What the task requires:
Locate the word "this" in the entries below, then gather every line that holds it.

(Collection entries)

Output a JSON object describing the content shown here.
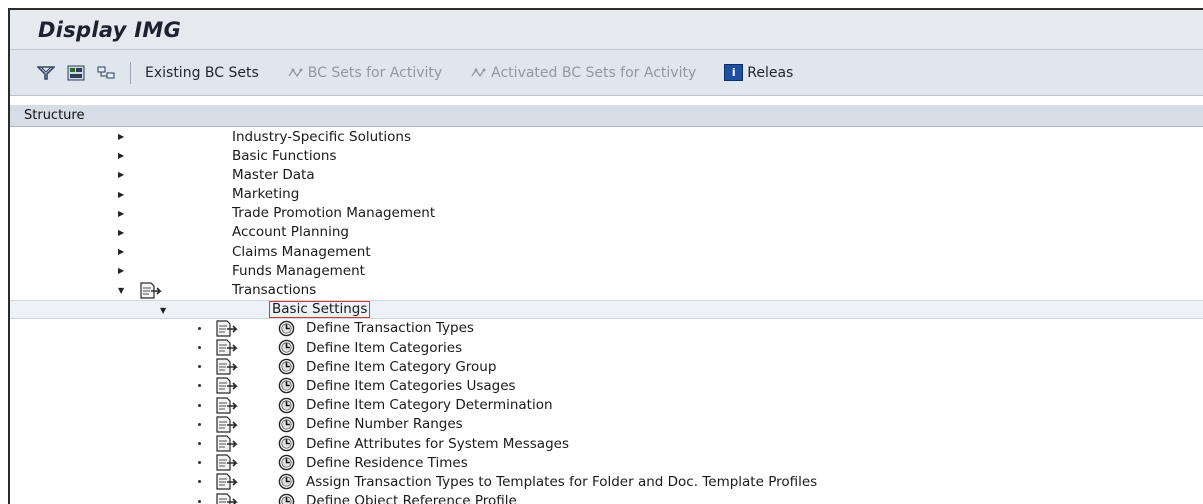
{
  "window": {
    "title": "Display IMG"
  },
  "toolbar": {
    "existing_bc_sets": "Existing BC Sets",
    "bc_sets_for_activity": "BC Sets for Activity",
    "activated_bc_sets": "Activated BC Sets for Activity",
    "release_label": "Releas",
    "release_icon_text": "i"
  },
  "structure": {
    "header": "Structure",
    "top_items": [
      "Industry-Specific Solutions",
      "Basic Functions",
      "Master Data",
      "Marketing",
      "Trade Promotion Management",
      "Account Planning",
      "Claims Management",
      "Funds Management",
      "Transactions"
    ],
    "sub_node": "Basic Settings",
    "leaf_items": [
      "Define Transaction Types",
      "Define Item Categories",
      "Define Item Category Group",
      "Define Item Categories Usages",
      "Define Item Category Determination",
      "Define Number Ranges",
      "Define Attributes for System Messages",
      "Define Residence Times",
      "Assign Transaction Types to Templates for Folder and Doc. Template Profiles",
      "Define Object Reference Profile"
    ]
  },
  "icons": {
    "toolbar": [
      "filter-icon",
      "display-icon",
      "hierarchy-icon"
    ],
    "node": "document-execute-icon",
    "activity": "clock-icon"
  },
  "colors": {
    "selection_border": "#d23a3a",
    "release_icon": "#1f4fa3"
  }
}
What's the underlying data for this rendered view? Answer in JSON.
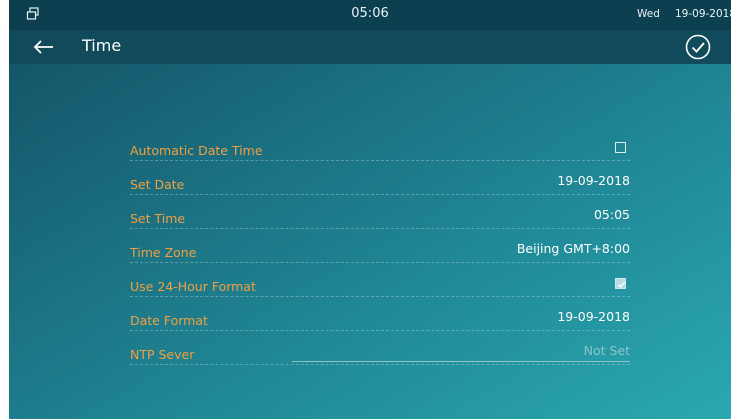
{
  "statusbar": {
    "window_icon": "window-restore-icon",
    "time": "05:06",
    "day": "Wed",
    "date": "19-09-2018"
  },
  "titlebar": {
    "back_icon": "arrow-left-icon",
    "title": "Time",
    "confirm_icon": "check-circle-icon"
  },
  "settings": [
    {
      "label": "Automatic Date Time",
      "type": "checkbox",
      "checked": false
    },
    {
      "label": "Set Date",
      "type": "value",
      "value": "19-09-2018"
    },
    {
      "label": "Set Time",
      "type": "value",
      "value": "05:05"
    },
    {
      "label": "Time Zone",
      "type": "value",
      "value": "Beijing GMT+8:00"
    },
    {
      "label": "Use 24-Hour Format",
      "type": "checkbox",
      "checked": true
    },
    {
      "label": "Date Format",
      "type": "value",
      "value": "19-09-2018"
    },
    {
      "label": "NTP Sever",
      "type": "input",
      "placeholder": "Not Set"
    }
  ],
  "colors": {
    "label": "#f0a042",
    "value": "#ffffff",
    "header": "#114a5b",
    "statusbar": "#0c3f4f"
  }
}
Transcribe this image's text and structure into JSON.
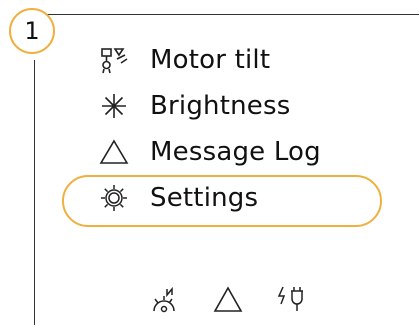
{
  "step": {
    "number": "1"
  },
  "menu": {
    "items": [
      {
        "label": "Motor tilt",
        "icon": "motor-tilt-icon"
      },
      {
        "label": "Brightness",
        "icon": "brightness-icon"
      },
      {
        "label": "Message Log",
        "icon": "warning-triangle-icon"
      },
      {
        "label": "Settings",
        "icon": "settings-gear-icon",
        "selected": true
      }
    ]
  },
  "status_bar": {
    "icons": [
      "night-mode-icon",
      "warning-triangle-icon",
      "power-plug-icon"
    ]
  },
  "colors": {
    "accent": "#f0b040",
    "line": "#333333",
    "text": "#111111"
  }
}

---

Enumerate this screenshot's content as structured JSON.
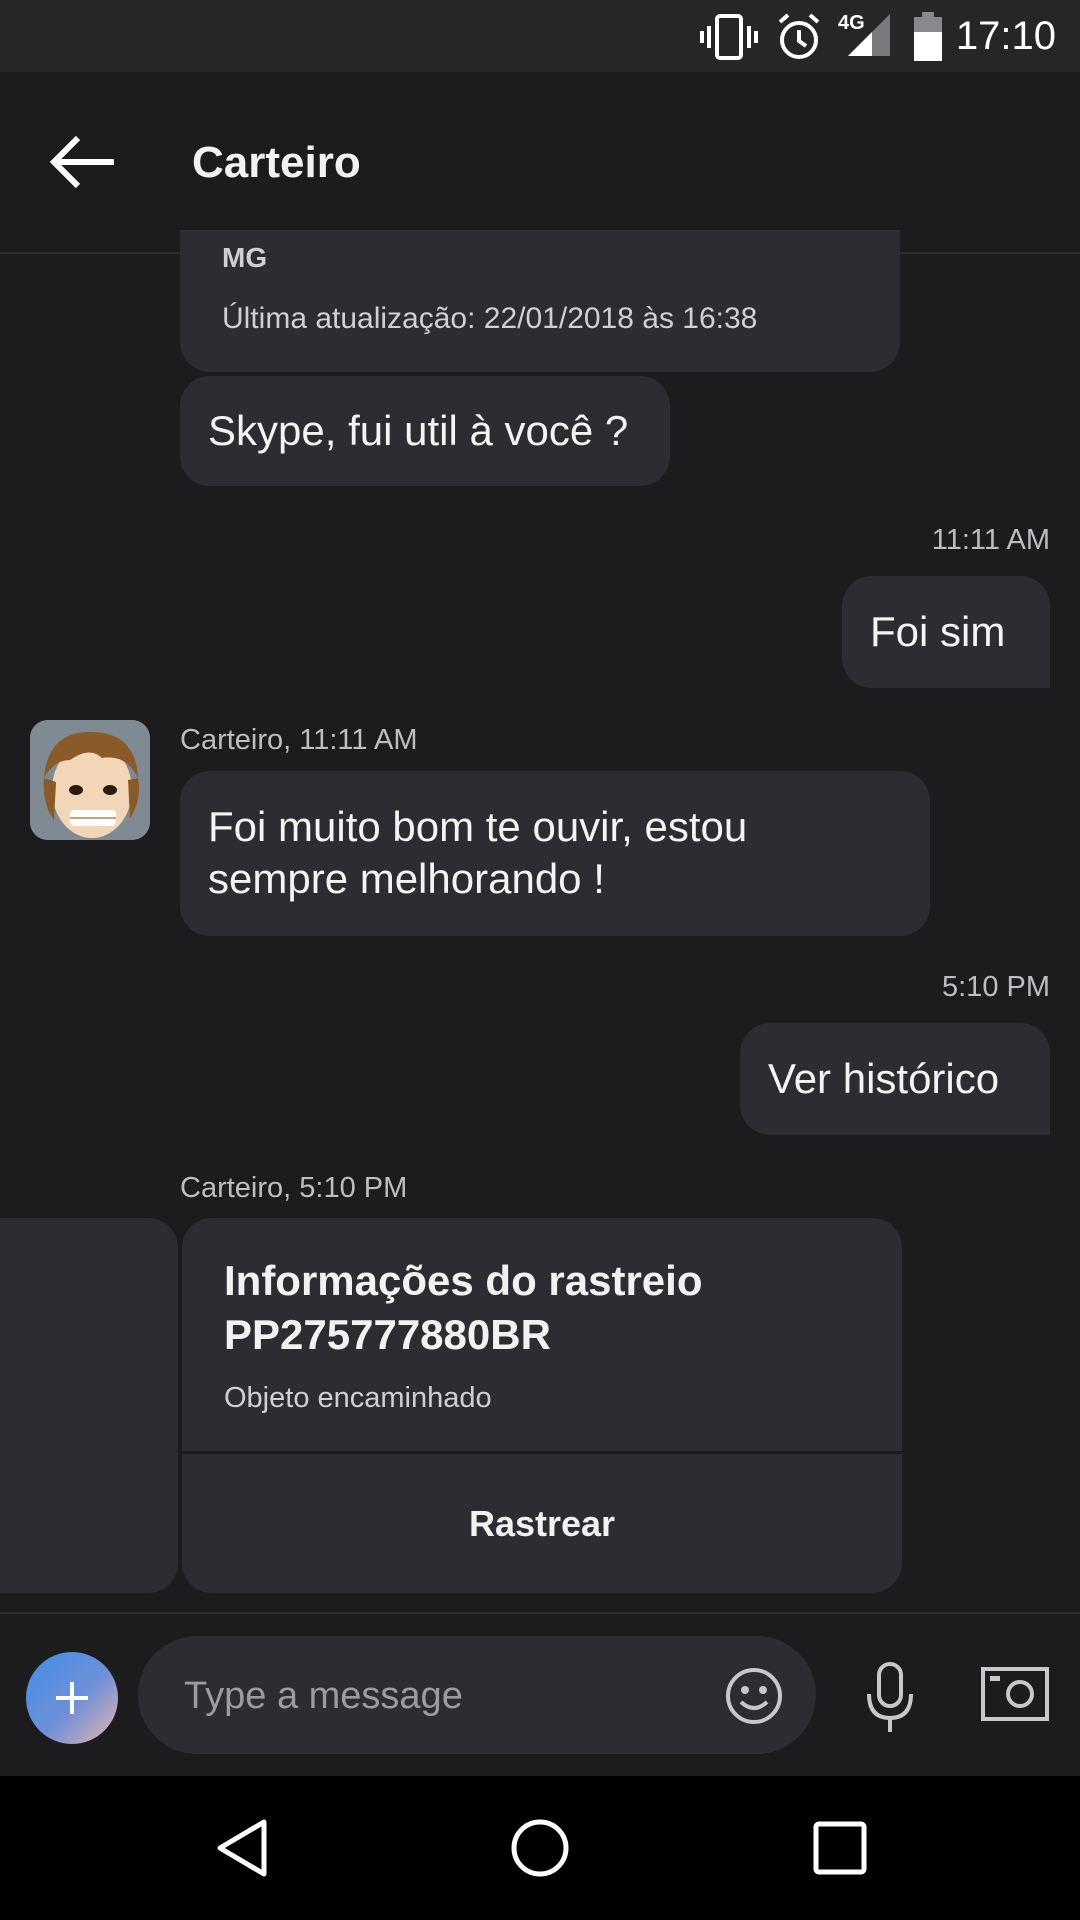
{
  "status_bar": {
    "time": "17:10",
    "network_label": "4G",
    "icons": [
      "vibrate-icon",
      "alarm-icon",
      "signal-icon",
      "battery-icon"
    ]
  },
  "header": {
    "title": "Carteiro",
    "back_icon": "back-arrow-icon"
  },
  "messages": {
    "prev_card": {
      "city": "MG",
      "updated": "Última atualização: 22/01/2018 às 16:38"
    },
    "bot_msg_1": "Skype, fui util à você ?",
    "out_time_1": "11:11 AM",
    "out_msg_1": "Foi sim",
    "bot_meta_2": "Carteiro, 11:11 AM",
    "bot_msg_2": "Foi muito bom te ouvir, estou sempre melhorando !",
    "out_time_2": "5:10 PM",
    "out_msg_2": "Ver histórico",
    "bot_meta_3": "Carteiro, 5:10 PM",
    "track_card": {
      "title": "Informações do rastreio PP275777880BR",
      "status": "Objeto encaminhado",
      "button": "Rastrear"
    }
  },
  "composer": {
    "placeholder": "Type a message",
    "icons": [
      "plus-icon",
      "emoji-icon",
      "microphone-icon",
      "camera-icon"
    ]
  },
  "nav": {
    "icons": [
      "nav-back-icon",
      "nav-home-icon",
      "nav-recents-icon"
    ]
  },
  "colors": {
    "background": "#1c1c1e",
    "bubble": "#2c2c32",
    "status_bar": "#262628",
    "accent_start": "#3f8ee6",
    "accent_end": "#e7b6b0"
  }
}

Problem solution:
What's the underlying data for this rendered view? Answer in JSON.
Transcribe this image's text and structure into JSON.
Enumerate this screenshot's content as structured JSON.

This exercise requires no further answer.